Excerpts from a dataset
──────────────────────────────
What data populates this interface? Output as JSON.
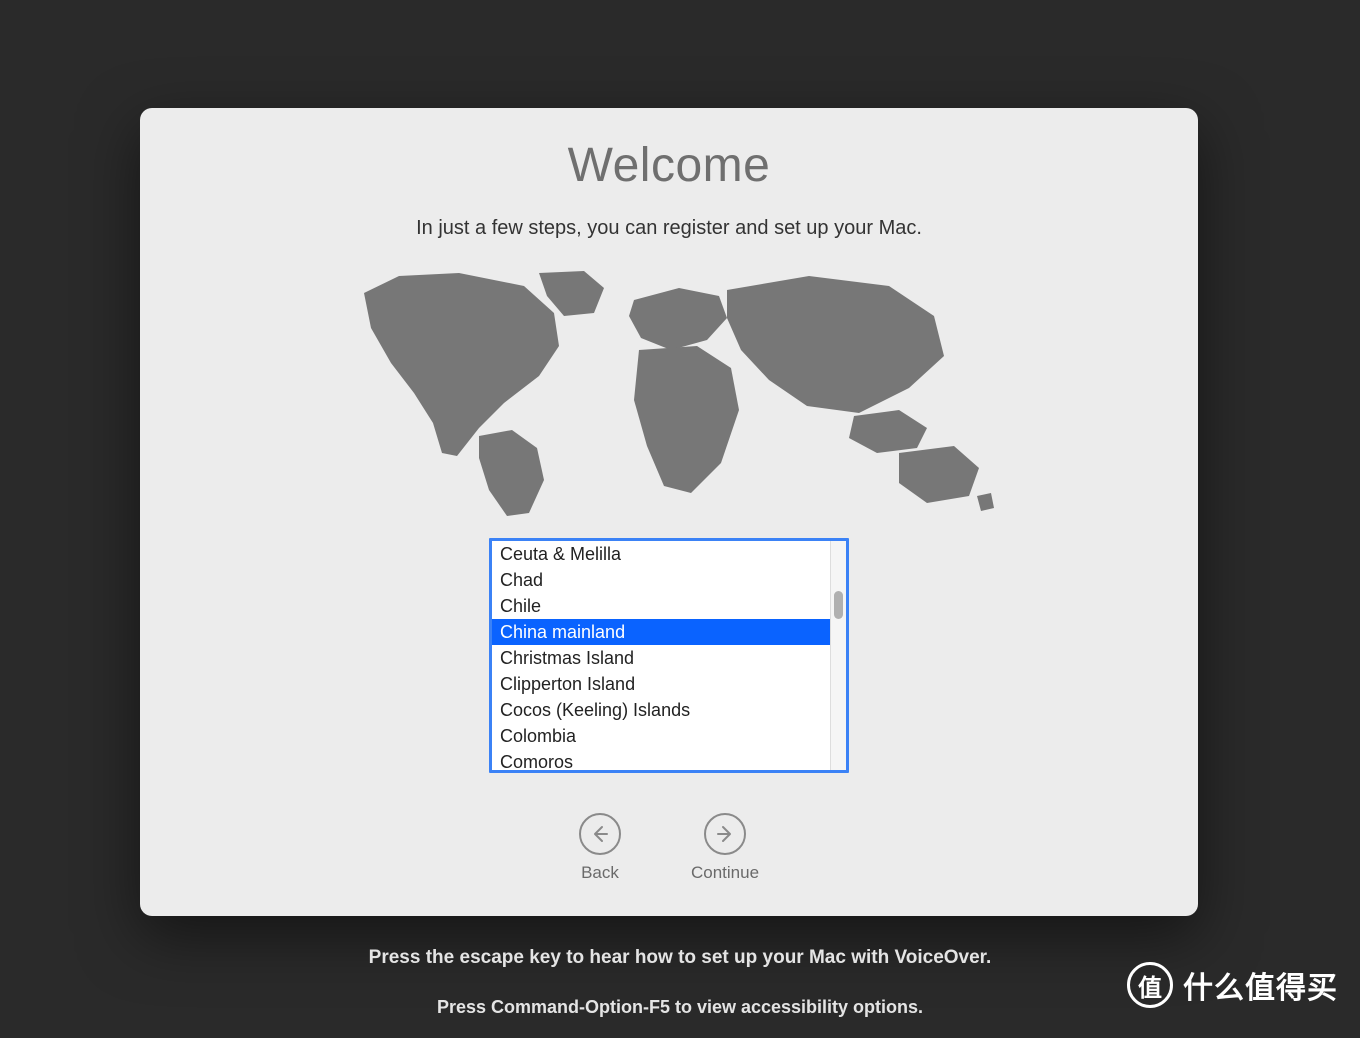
{
  "window": {
    "title": "Welcome",
    "subtitle": "In just a few steps, you can register and set up your Mac."
  },
  "countries": {
    "items": [
      "Ceuta & Melilla",
      "Chad",
      "Chile",
      "China mainland",
      "Christmas Island",
      "Clipperton Island",
      "Cocos (Keeling) Islands",
      "Colombia",
      "Comoros"
    ],
    "selected_index": 3
  },
  "nav": {
    "back": "Back",
    "continue": "Continue"
  },
  "footer": {
    "line1": "Press the escape key to hear how to set up your Mac with VoiceOver.",
    "line2": "Press Command-Option-F5 to view accessibility options."
  },
  "watermark": {
    "badge": "值",
    "text": "什么值得买"
  }
}
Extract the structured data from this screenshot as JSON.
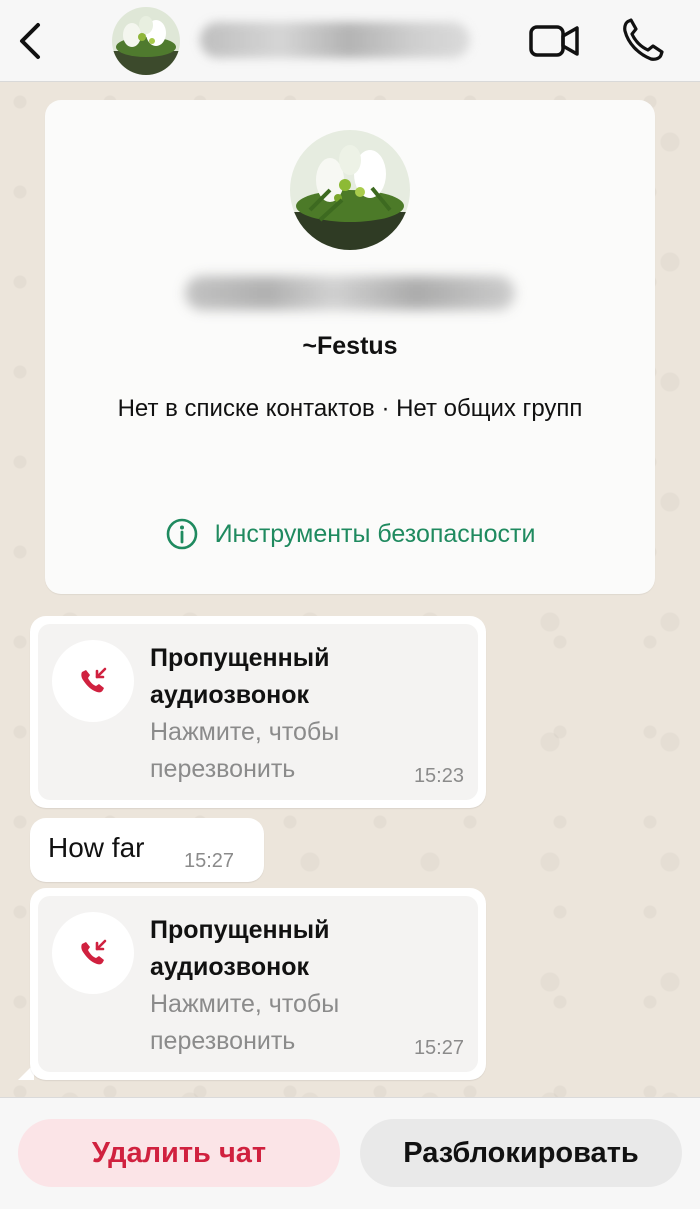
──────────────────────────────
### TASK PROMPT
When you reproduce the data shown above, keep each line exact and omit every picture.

### RESPONSE TO THE EXERCISE
What data populates this interface? Output as JSON.
{
  "window": {
    "title": "Welcome",
    "subtitle": "In just a few steps, you can register and set up your Mac."
  },
  "countries": {
    "items": [
      "Ceuta & Melilla",
      "Chad",
      "Chile",
      "China mainland",
      "Christmas Island",
      "Clipperton Island",
      "Cocos (Keeling) Islands",
      "Colombia",
      "Comoros"
    ],
    "selected_index": 3
  },
  "nav": {
    "back": "Back",
    "continue": "Continue"
  },
  "footer": {
    "line1": "Press the escape key to hear how to set up your Mac with VoiceOver.",
    "line2": "Press Command-Option-F5 to view accessibility options."
  },
  "watermark": {
    "badge": "值",
    "text": "什么值得买"
  }
}
Extract the structured data from this screenshot as JSON.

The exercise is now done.